Q is an interesting character. I really like how he was written differently, depending on from who’s POV the story is coming. When Jess or one of his former teammates sees him, he is Quaid. When it is his own POV or that of someone that didn’t know Quaid, he is Q. And they really are two different men. I feel the author did a great job keeping that point going throughout the entire book. Q has no memories of being Quaid; however, he does have strong emotional memory – the feelings of love and friendship. He cannot explain or recall how or why those feelings are there – they just are.

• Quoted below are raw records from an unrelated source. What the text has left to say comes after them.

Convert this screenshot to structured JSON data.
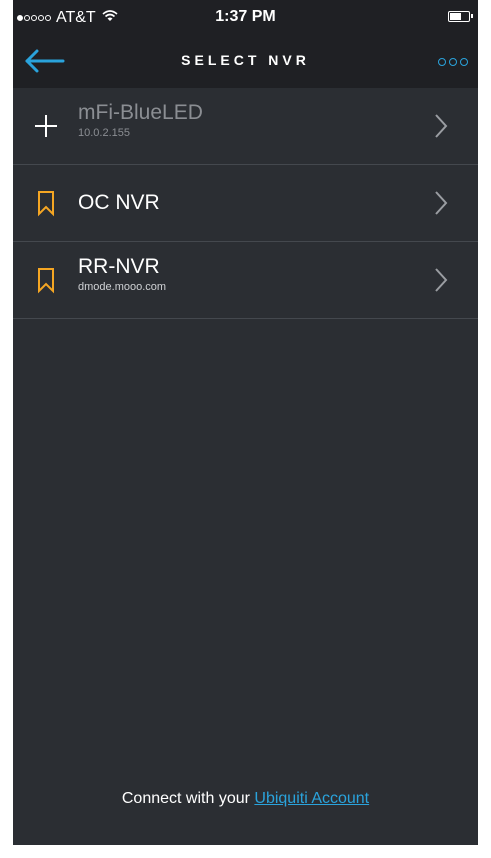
{
  "status_bar": {
    "carrier": "AT&T",
    "time": "1:37 PM",
    "signal_bars_filled": 1,
    "signal_bars_total": 5
  },
  "nav": {
    "title": "SELECT NVR",
    "back_icon": "arrow-left-icon",
    "more_icon": "more-icon"
  },
  "colors": {
    "background": "#2b2e33",
    "bar": "#1f2024",
    "accent": "#2aa3dc",
    "bookmark": "#f5a623"
  },
  "nvrs": [
    {
      "icon": "plus-icon",
      "name": "mFi-BlueLED",
      "address": "10.0.2.155",
      "discovered": true
    },
    {
      "icon": "bookmark-icon",
      "name": "OC NVR",
      "address": "",
      "discovered": false
    },
    {
      "icon": "bookmark-icon",
      "name": "RR-NVR",
      "address": "dmode.mooo.com",
      "discovered": false
    }
  ],
  "footer": {
    "prefix": "Connect with your ",
    "link": "Ubiquiti Account"
  }
}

The romance of Jess and Quaid is different than typical. Already married and once deeply in love, they had to start all over–almost. Since Quaid recalls every emotion, just no memories, they can start with intense lust and passion… and love, even without the memories. Jess and Quaid’s passion, while flaring brightly, wasn’t so emotional for me. I felt like they didn’t really get to know one another again, and that Quaid was too quick to recover. He should be so messed up (and is messed up) after all he’s been through, yet he is able to adjust to his new circumstances extremely well and a little too expeditiously.
Several of the “bad guys” from the previous stories return in Rush. With Joce presumed dead (at end of the second book – although I think she’s still alive), Senator Gil Schaeffer needed someone to step in and run his personal research projects. This is how Owen (originally Joce’s underling) gets promoted. I was worried that with Owen, we’d get more of the same, but that is sooo not true. I actually really like Owen… “Because, no, he would not play by Schaeffer’s rules. But, nor would he risk his children’s future.” Owen is different than the rest, and I enjoyed the direction his character took. We also learned a lot more about Schaeffer’s plans and background, some of which was left open-ended.

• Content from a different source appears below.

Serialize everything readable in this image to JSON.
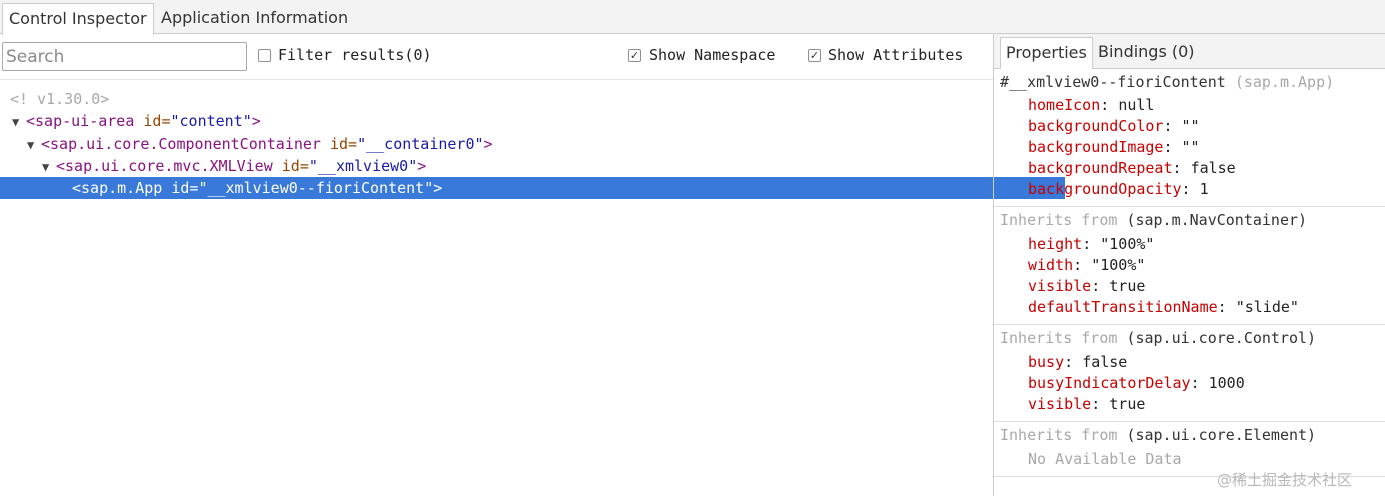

There were a few parts of the book that I felt didn’t go over smoothly. There was more than one place that I exclaimed “What?!” I felt that there were reactions and/or actions that just weren’t smart or seemed out of place for the mood of the book. For the most part, this didn’t bother me, but over time I felt a little bit of a “come on, really” attitude.
In the end, Rush is a good story. The end went down a little too fast for me, but I liked the results. And although this a paranormal… the world-building is sort of based in science, yet for me, it started getting a little too out there with Quaid and Jess’s powers. However, everything tied into together neatly, and the ongoing story arc made significant forward progress. There are a few bits and pieces that were left open… and I look forward to reading more in the upcoming book. Overall, the suspense was thrilling and action fast-paced.
3.5 stars: Liked it – recommend (B+)
About the Book:
Jessica Fury, Washington lobbyist, has money, connections, and her own firm. But five years ago she had something better: happiness. Her firefighter husband, Quaid, was handsome, courageous, and crazy about her. Then one day he walked into a chemical inferno—and never walked out. Jessica has been through hell to get back on her feet. And then a rumor surfaces that could bring a miracle or shatter her world – again.
Q has been a prisoner forever. He’s honed his mind and body into weapons. He’s developed abilities no one else understands. But he’s still at the mercy of a cabal of ruthless men, who blank his memory, test him like a lab rat, and tell him lies. Although his past has been erased and his future looks grim, instinct tells him he has a woman to live for. What his mind can’t remember, his body can’t forget…
The heat is on.
Release Date: August 27, 2013
Series: Phoenix Rising #3
Genre: Paranormal Romance
Format(s): Paperback (400 pgs), e-book, Audible
Book Source: Author
Rush (Phoenix Rising #3)